There’s one important chart that overhangs today’s Spending Round – but don’t expect to find it in anywhere in the official documents. It is this one, showing the extent to which welfare and health spending has risen as a proportion of total government spending over the past 50 years.
In 1950 health and social security payments – the bulk of the welfare state – accounted for about a fifth of total government spending in the UK. Today they account for about a half of total spending.
Now consider the fact that the vast majority of this is either protected or simply ignored by the Spending Round, and it’s hardly a surprise that we’ve seen some brutal, double-digit cuts to various government departments (DCLG, Justice, DEFRA, DCMS) today. Quite simply, the amount of the government spending “pie” accounted for by cuttable, departments is smaller than it has ever been before – so if you want to cut some fat, there’s an ever-decreasing part of the body to cut it from.
The upshot is that the Spending Round (it’s called a “round” this year because it only deals with one year’s spending) is becoming increasingly irrelevant. In technical terms it is supposed only to deal with so-called Departmental Expenditure. In practice, what desperately needs reform is every other part of Government spending.
And you can detect Number 11’s frustration with this from today’s measures. In economic terms, the most significant policies have nothing to do with how much money Theresa May or Vince Cable have managed to safeguard, and everything to do with trying to bring the welfare state back under control.

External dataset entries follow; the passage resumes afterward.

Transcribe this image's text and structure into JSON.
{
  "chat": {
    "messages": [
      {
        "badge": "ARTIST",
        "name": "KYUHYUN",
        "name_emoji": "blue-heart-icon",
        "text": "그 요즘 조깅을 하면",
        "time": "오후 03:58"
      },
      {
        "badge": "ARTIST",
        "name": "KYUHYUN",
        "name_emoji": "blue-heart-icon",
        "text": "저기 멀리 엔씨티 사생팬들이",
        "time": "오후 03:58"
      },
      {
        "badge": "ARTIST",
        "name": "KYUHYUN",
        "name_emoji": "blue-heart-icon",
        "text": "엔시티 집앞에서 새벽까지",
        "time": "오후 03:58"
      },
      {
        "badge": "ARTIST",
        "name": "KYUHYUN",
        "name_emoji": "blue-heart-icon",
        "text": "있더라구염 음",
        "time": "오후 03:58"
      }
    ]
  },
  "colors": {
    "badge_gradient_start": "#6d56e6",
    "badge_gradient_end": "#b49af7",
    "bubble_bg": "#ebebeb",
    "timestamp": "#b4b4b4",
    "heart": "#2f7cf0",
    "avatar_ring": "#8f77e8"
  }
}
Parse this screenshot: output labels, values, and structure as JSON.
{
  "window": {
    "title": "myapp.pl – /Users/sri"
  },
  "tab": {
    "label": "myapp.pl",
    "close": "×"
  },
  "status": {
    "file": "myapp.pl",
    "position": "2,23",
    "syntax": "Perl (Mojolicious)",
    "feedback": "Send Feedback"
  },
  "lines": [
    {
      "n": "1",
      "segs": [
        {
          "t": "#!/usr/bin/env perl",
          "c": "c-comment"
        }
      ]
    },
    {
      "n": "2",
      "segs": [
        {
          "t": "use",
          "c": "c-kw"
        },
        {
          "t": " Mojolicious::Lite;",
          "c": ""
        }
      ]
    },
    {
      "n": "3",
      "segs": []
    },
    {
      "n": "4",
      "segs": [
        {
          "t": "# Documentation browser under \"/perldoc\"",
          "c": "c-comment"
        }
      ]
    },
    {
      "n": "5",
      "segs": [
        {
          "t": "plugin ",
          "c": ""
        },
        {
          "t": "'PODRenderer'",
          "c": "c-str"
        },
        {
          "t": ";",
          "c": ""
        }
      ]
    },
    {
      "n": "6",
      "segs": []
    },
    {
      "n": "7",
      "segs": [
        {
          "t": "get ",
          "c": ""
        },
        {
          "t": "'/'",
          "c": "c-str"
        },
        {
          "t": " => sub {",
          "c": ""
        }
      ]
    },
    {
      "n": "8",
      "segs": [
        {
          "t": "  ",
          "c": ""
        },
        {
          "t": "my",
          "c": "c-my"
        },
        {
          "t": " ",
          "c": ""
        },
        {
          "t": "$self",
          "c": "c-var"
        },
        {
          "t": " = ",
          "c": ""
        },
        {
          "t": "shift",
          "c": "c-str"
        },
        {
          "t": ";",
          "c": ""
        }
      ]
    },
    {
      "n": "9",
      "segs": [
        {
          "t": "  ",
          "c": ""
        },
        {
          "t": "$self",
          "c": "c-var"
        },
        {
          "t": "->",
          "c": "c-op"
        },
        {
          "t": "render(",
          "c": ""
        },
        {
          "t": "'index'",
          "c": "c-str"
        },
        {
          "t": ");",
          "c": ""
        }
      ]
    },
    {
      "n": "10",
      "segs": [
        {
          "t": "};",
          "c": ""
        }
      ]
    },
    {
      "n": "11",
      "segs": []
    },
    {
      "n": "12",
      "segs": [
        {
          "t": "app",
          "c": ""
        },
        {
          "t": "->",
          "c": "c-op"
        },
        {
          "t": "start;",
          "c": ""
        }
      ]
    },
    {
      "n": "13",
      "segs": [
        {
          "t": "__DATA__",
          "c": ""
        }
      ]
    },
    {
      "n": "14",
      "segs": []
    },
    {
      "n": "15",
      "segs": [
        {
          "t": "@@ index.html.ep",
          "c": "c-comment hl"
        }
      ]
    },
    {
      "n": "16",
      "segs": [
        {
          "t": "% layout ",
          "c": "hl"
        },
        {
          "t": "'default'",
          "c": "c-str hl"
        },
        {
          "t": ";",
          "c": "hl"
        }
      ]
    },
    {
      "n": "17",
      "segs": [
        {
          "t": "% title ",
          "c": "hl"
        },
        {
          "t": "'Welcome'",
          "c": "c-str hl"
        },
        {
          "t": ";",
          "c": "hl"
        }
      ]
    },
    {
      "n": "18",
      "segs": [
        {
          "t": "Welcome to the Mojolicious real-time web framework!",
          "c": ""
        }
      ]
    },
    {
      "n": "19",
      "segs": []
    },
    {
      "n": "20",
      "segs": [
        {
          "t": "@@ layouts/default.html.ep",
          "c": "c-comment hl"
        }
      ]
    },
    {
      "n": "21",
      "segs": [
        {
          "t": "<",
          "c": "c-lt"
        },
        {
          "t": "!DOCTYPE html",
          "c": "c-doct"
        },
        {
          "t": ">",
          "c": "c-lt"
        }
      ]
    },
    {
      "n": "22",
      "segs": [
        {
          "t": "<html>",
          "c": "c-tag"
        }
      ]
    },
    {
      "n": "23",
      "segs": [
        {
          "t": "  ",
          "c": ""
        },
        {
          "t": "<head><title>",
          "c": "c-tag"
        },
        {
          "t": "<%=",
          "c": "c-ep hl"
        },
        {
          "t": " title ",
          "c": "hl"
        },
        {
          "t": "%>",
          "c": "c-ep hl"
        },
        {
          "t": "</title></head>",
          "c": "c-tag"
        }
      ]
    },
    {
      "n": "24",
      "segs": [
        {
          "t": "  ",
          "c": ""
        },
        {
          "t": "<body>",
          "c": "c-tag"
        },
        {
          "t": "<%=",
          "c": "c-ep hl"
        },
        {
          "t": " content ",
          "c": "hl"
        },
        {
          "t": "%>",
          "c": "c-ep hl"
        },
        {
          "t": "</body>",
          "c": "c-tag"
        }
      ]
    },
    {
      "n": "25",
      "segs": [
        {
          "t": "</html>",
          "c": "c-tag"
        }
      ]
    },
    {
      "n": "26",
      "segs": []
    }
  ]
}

The most eye-catching of these is the new Welfare Cap, which will kick in from April 2015. In essence, it does for welfare spending what the inflation target is supposed to do for the Bank of England, providing a cap which the Government must try to keep below for spending on certain parts of the welfare bill. State pensions are excluded, though the Treasury argues that these are being reformed separately anyway, through measures including raising the retirement age. There will be a cash figure the Government has to try to keep below, and it will be forced to explain itself to Parliament if it exceeds it. The cap will be “enforced” by the Office for Budget Responsibility, though it won’t have any “teeth” to do anything about it.
Meanwhile, the Round also quietly moves towards integrating health and long-term care – a reform designed not merely to streamline the two (often combative) parts of the welfare state but, again, to try to bring their spending under control. That, after all, is what you need to do if you take that chart above seriously. There’s not much the Government can do about other “uncontrolled” costs like debt interest (lower interest rates helped save the Chancellor money this time around – higher rates are likely to cost him more in the future), which leaves health and welfare.
Clearly today’s Welfare Cap tackles one of those, but is it the right one? OECD research shows that while Britain’s spending on public services in general and health in particular is greater than in most other developed nations, the UK is already one of the less generous when it comes to cash benefits (eg unemployment insurance, disability benefit and all the other stuff we’d traditionally call welfare).
The implication is that cutting welfare payments much further could be far more painful and far less beneficial than cutting spending on healthcare.
Of course, health cuts aren’t possible until the coalition agreement protecting NHS spending expires. But the inexorable logic of the above is that this protection surely looks vulnerable beyond the next election.